# [Work to be completed]
Would you print the records as they stand, down to the last character?

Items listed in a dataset
──────────

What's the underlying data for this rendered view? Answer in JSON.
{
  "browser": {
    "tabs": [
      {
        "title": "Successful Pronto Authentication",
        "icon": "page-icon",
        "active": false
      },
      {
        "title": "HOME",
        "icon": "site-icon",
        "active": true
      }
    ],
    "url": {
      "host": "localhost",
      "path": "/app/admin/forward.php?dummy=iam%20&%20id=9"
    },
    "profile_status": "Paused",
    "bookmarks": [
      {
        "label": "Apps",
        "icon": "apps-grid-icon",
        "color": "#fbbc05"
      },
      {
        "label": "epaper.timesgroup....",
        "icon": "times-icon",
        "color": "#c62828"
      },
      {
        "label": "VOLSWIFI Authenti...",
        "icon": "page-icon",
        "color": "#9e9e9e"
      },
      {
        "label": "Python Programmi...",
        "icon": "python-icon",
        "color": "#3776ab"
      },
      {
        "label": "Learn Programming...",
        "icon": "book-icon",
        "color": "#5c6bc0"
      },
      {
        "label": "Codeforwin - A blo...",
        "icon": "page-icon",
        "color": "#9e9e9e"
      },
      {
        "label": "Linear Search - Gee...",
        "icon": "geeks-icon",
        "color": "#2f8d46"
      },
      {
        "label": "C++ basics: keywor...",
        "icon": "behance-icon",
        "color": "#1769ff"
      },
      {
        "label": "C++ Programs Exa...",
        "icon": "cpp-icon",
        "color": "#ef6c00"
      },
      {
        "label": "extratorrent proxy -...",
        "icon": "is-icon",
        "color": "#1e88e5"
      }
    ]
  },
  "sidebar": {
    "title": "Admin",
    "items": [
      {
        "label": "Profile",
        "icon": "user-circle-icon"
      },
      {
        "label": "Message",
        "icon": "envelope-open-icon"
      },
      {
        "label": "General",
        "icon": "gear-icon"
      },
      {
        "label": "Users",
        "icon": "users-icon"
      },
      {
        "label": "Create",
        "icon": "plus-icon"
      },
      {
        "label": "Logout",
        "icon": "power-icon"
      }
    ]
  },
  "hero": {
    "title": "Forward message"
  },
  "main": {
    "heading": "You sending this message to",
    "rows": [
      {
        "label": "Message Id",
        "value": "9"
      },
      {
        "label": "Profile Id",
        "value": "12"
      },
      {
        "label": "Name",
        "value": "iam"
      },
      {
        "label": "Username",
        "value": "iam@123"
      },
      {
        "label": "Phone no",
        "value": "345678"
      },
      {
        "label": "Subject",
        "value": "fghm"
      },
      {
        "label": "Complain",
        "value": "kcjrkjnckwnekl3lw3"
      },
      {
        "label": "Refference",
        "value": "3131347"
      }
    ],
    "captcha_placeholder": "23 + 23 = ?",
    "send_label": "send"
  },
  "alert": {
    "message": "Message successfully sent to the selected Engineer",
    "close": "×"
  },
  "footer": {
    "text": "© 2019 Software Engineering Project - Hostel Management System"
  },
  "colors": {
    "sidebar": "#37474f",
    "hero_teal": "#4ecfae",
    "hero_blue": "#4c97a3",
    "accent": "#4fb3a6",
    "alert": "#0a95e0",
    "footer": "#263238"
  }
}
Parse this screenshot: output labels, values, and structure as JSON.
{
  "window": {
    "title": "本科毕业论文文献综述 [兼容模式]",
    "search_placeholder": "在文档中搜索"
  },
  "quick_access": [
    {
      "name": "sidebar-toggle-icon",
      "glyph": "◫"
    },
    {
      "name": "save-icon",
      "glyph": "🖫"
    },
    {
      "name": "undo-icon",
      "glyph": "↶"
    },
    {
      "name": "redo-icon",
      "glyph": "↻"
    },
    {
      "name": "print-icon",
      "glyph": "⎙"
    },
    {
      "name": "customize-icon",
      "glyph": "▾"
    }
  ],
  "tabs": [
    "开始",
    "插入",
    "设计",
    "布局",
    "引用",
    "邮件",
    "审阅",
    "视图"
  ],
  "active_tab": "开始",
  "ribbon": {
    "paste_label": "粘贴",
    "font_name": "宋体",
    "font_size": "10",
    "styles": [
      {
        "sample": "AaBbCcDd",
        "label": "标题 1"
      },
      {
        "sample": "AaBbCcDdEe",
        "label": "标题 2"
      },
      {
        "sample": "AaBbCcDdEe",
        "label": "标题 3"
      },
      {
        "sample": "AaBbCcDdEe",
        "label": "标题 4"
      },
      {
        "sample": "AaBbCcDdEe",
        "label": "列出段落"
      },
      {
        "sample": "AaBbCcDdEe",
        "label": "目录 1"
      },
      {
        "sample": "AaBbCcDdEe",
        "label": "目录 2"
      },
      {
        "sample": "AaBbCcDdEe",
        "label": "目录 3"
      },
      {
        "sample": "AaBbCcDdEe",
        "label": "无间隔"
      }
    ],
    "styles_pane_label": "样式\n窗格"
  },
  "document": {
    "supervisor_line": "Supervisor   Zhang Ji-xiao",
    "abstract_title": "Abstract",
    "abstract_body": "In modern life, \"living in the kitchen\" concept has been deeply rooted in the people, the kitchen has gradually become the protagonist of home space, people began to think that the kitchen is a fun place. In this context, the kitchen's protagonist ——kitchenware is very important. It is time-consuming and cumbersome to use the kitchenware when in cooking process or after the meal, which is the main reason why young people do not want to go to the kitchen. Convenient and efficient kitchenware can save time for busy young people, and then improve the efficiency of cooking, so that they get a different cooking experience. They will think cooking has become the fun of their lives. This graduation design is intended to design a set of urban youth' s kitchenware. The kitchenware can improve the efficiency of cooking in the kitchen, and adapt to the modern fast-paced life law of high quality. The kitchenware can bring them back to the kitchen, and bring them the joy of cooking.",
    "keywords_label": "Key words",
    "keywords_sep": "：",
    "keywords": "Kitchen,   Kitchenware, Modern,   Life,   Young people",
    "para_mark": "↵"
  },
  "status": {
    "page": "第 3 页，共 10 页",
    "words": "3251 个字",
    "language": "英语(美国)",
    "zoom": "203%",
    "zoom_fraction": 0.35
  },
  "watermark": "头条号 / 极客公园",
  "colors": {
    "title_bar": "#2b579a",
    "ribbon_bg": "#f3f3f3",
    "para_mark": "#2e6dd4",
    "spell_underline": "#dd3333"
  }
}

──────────

# [Solved problem]
What's the underlying data for this rendered view? Answer in JSON.
{
  "browser": {
    "tabs": [
      {
        "title": "Successful Pronto Authentication",
        "icon": "page-icon",
        "active": false
      },
      {
        "title": "HOME",
        "icon": "site-icon",
        "active": true
      }
    ],
    "url": {
      "host": "localhost",
      "path": "/app/admin/forward.php?dummy=iam%20&%20id=9"
    },
    "profile_status": "Paused",
    "bookmarks": [
      {
        "label": "Apps",
        "icon": "apps-grid-icon",
        "color": "#fbbc05"
      },
      {
        "label": "epaper.timesgroup....",
        "icon": "times-icon",
        "color": "#c62828"
      },
      {
        "label": "VOLSWIFI Authenti...",
        "icon": "page-icon",
        "color": "#9e9e9e"
      },
      {
        "label": "Python Programmi...",
        "icon": "python-icon",
        "color": "#3776ab"
      },
      {
        "label": "Learn Programming...",
        "icon": "book-icon",
        "color": "#5c6bc0"
      },
      {
        "label": "Codeforwin - A blo...",
        "icon": "page-icon",
        "color": "#9e9e9e"
      },
      {
        "label": "Linear Search - Gee...",
        "icon": "geeks-icon",
        "color": "#2f8d46"
      },
      {
        "label": "C++ basics: keywor...",
        "icon": "behance-icon",
        "color": "#1769ff"
      },
      {
        "label": "C++ Programs Exa...",
        "icon": "cpp-icon",
        "color": "#ef6c00"
      },
      {
        "label": "extratorrent proxy -...",
        "icon": "is-icon",
        "color": "#1e88e5"
      }
    ]
  },
  "sidebar": {
    "title": "Admin",
    "items": [
      {
        "label": "Profile",
        "icon": "user-circle-icon"
      },
      {
        "label": "Message",
        "icon": "envelope-open-icon"
      },
      {
        "label": "General",
        "icon": "gear-icon"
      },
      {
        "label": "Users",
        "icon": "users-icon"
      },
      {
        "label": "Create",
        "icon": "plus-icon"
      },
      {
        "label": "Logout",
        "icon": "power-icon"
      }
    ]
  },
  "hero": {
    "title": "Forward message"
  },
  "main": {
    "heading": "You sending this message to",
    "rows": [
      {
        "label": "Message Id",
        "value": "9"
      },
      {
        "label": "Profile Id",
        "value": "12"
      },
      {
        "label": "Name",
        "value": "iam"
      },
      {
        "label": "Username",
        "value": "iam@123"
      },
      {
        "label": "Phone no",
        "value": "345678"
      },
      {
        "label": "Subject",
        "value": "fghm"
      },
      {
        "label": "Complain",
        "value": "kcjrkjnckwnekl3lw3"
      },
      {
        "label": "Refference",
        "value": "3131347"
      }
    ],
    "captcha_placeholder": "23 + 23 = ?",
    "send_label": "send"
  },
  "alert": {
    "message": "Message successfully sent to the selected Engineer",
    "close": "×"
  },
  "footer": {
    "text": "© 2019 Software Engineering Project - Hostel Management System"
  },
  "colors": {
    "sidebar": "#37474f",
    "hero_teal": "#4ecfae",
    "hero_blue": "#4c97a3",
    "accent": "#4fb3a6",
    "alert": "#0a95e0",
    "footer": "#263238"
  }
}
Parse this screenshot: output labels, values, and structure as JSON.
{
  "window": {
    "title": "本科毕业论文文献综述 [兼容模式]",
    "search_placeholder": "在文档中搜索"
  },
  "quick_access": [
    {
      "name": "sidebar-toggle-icon",
      "glyph": "◫"
    },
    {
      "name": "save-icon",
      "glyph": "🖫"
    },
    {
      "name": "undo-icon",
      "glyph": "↶"
    },
    {
      "name": "redo-icon",
      "glyph": "↻"
    },
    {
      "name": "print-icon",
      "glyph": "⎙"
    },
    {
      "name": "customize-icon",
      "glyph": "▾"
    }
  ],
  "tabs": [
    "开始",
    "插入",
    "设计",
    "布局",
    "引用",
    "邮件",
    "审阅",
    "视图"
  ],
  "active_tab": "开始",
  "ribbon": {
    "paste_label": "粘贴",
    "font_name": "宋体",
    "font_size": "10",
    "styles": [
      {
        "sample": "AaBbCcDd",
        "label": "标题 1"
      },
      {
        "sample": "AaBbCcDdEe",
        "label": "标题 2"
      },
      {
        "sample": "AaBbCcDdEe",
        "label": "标题 3"
      },
      {
        "sample": "AaBbCcDdEe",
        "label": "标题 4"
      },
      {
        "sample": "AaBbCcDdEe",
        "label": "列出段落"
      },
      {
        "sample": "AaBbCcDdEe",
        "label": "目录 1"
      },
      {
        "sample": "AaBbCcDdEe",
        "label": "目录 2"
      },
      {
        "sample": "AaBbCcDdEe",
        "label": "目录 3"
      },
      {
        "sample": "AaBbCcDdEe",
        "label": "无间隔"
      }
    ],
    "styles_pane_label": "样式\n窗格"
  },
  "document": {
    "supervisor_line": "Supervisor   Zhang Ji-xiao",
    "abstract_title": "Abstract",
    "abstract_body": "In modern life, \"living in the kitchen\" concept has been deeply rooted in the people, the kitchen has gradually become the protagonist of home space, people began to think that the kitchen is a fun place. In this context, the kitchen's protagonist ——kitchenware is very important. It is time-consuming and cumbersome to use the kitchenware when in cooking process or after the meal, which is the main reason why young people do not want to go to the kitchen. Convenient and efficient kitchenware can save time for busy young people, and then improve the efficiency of cooking, so that they get a different cooking experience. They will think cooking has become the fun of their lives. This graduation design is intended to design a set of urban youth' s kitchenware. The kitchenware can improve the efficiency of cooking in the kitchen, and adapt to the modern fast-paced life law of high quality. The kitchenware can bring them back to the kitchen, and bring them the joy of cooking.",
    "keywords_label": "Key words",
    "keywords_sep": "：",
    "keywords": "Kitchen,   Kitchenware, Modern,   Life,   Young people",
    "para_mark": "↵"
  },
  "status": {
    "page": "第 3 页，共 10 页",
    "words": "3251 个字",
    "language": "英语(美国)",
    "zoom": "203%",
    "zoom_fraction": 0.35
  },
  "watermark": "头条号 / 极客公园",
  "colors": {
    "title_bar": "#2b579a",
    "ribbon_bg": "#f3f3f3",
    "para_mark": "#2e6dd4",
    "spell_underline": "#dd3333"
  }
}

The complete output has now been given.